A few of the basic F.I.G. ideas are:

• Before starting actual fact practice, make sure the student has mastered block to integer correlation. Making the instant connection between the block and the integer while building facts will assist in escalating the memorization process.

• Master the facts in a sequential order that builds. For example in Alpha the 9’s and 8’s are mastered directly after 1’s, 2’s, commutative property and solving for the unknown as all of those concepts are connected and build on each other.

• Hang in there with the Build, Write and Say method keeping session’s brief, maximizing attention span.

• Celebrate both knowing and not knowing the fact. “Yeah! We know we don’t know that one!” I have found when the student begins to acknowledge this rather than hide the fact they don’t know progress escalates.

Many years ago one of my customers called regarding a 16-year-old who needed to go back to Alpha. He didn’t know single-digit addition and subtraction facts, which consequently was causing tremendous angst in math. Now THAT is a hard conversation to have!

Years later I receive a call from the mother of this young man.

She proceeded to tell me how he mastered his facts in just a few months using the strategy we discussed along with the Alpha level. Additionally, over the next few years he reviewed several other lower levels. Ultimately, he attended college on schedule, proudly heading straight into college math. She called wanting to refer to me to a friend in a similar situation for another one of those hard conversations. In retrospect, I don’t want to think what would have happened had they not had the courage and fortitude to know what they needed and did what was required to get there. How sad that would have been for her son to continue considering himself a failure in math because he did not have the basic tools! Opportunities like this to make little differences in big ways keep the sales and customer service teams at Math-U-See showing up for work and putting on the headset each day.

Sue is a Placement Specialist at Demme Learning.

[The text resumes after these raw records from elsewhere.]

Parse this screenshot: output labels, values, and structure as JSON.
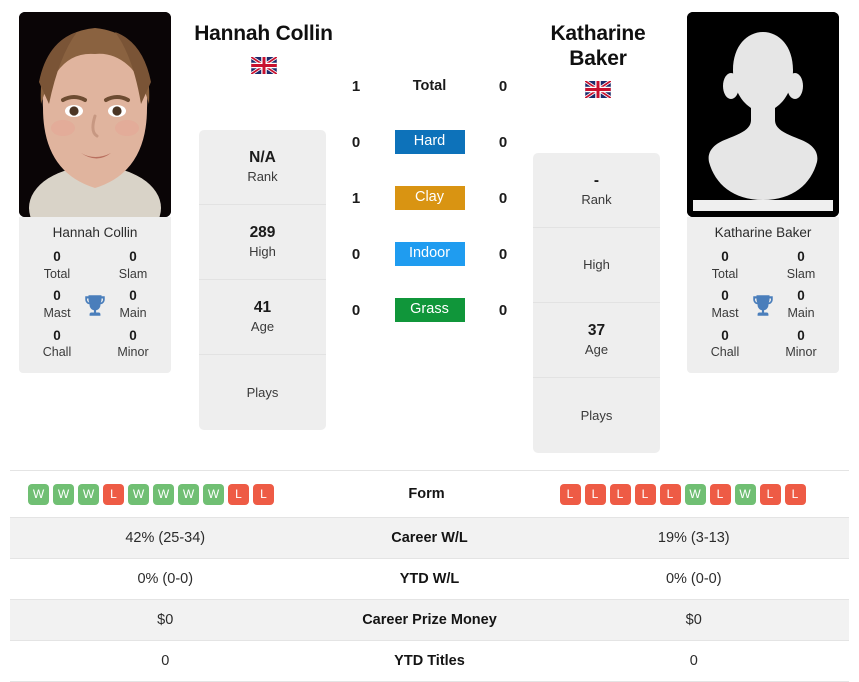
{
  "players": {
    "left": {
      "name": "Hannah Collin",
      "card_name": "Hannah Collin",
      "country": "GB",
      "avatar": "photo",
      "titles": [
        {
          "value": "0",
          "label": "Total"
        },
        {
          "value": "0",
          "label": "Slam"
        },
        {
          "value": "0",
          "label": "Mast"
        },
        {
          "value": "0",
          "label": "Main"
        },
        {
          "value": "0",
          "label": "Chall"
        },
        {
          "value": "0",
          "label": "Minor"
        }
      ],
      "info": [
        {
          "value": "N/A",
          "label": "Rank"
        },
        {
          "value": "289",
          "label": "High"
        },
        {
          "value": "41",
          "label": "Age"
        },
        {
          "value": "",
          "label": "Plays"
        }
      ],
      "form": [
        "W",
        "W",
        "W",
        "L",
        "W",
        "W",
        "W",
        "W",
        "L",
        "L"
      ],
      "career_wl": "42% (25-34)",
      "ytd_wl": "0% (0-0)",
      "career_prize_money": "$0",
      "ytd_titles": "0"
    },
    "right": {
      "name": "Katharine Baker",
      "card_name": "Katharine Baker",
      "country": "GB",
      "avatar": "silhouette",
      "titles": [
        {
          "value": "0",
          "label": "Total"
        },
        {
          "value": "0",
          "label": "Slam"
        },
        {
          "value": "0",
          "label": "Mast"
        },
        {
          "value": "0",
          "label": "Main"
        },
        {
          "value": "0",
          "label": "Chall"
        },
        {
          "value": "0",
          "label": "Minor"
        }
      ],
      "info": [
        {
          "value": "-",
          "label": "Rank"
        },
        {
          "value": "",
          "label": "High"
        },
        {
          "value": "37",
          "label": "Age"
        },
        {
          "value": "",
          "label": "Plays"
        }
      ],
      "form": [
        "L",
        "L",
        "L",
        "L",
        "L",
        "W",
        "L",
        "W",
        "L",
        "L"
      ],
      "career_wl": "19% (3-13)",
      "ytd_wl": "0% (0-0)",
      "career_prize_money": "$0",
      "ytd_titles": "0"
    }
  },
  "head_to_head": [
    {
      "label": "Total",
      "left": "1",
      "right": "0",
      "color": "",
      "badge": false
    },
    {
      "label": "Hard",
      "left": "0",
      "right": "0",
      "color": "#0d72ba",
      "badge": true
    },
    {
      "label": "Clay",
      "left": "1",
      "right": "0",
      "color": "#d99412",
      "badge": true
    },
    {
      "label": "Indoor",
      "left": "0",
      "right": "0",
      "color": "#1f9cf0",
      "badge": true
    },
    {
      "label": "Grass",
      "left": "0",
      "right": "0",
      "color": "#10963a",
      "badge": true
    }
  ],
  "comparison_rows": [
    {
      "label": "Form",
      "left": "",
      "right": ""
    },
    {
      "label": "Career W/L",
      "left": "42% (25-34)",
      "right": "19% (3-13)"
    },
    {
      "label": "YTD W/L",
      "left": "0% (0-0)",
      "right": "0% (0-0)"
    },
    {
      "label": "Career Prize Money",
      "left": "$0",
      "right": "$0"
    },
    {
      "label": "YTD Titles",
      "left": "0",
      "right": "0"
    }
  ],
  "colors": {
    "win": "#70bf73",
    "loss": "#ee5b45",
    "trophy": "#4a7ebb",
    "card_bg": "#eeeeee",
    "row_alt": "#f2f2f2"
  }
}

Sue has been consulting homeschool parents in regards to best curriculum choices for over 30 years. She is a wife, mother and grandmother. She enjoys spending time with her family and teaches art classes. Her goal, whether in art or curriculum support, is to provide tools and inspiration for each individual's next step.

## 4 thoughts on “How to Teach a Child Math Facts”

1. Bridgitte

Good morning. Thank you For this post that I stumbled upon. The timing couldn’t be more perfect!
I’m sitting with my 13 year old who regressed terribly in math a couple of years ago. And we are still struggling. We do multiplication facts almost daily, and they still don’t stick. I don’t know what to do. I have ignored the addition and subtraction, thinking that she has enough fingers to get by. Please help. Regards B

2. Sue Wachter

Thank you Lisa! Your comment means a lot! Collaborating with parents such as yourself is a privilege.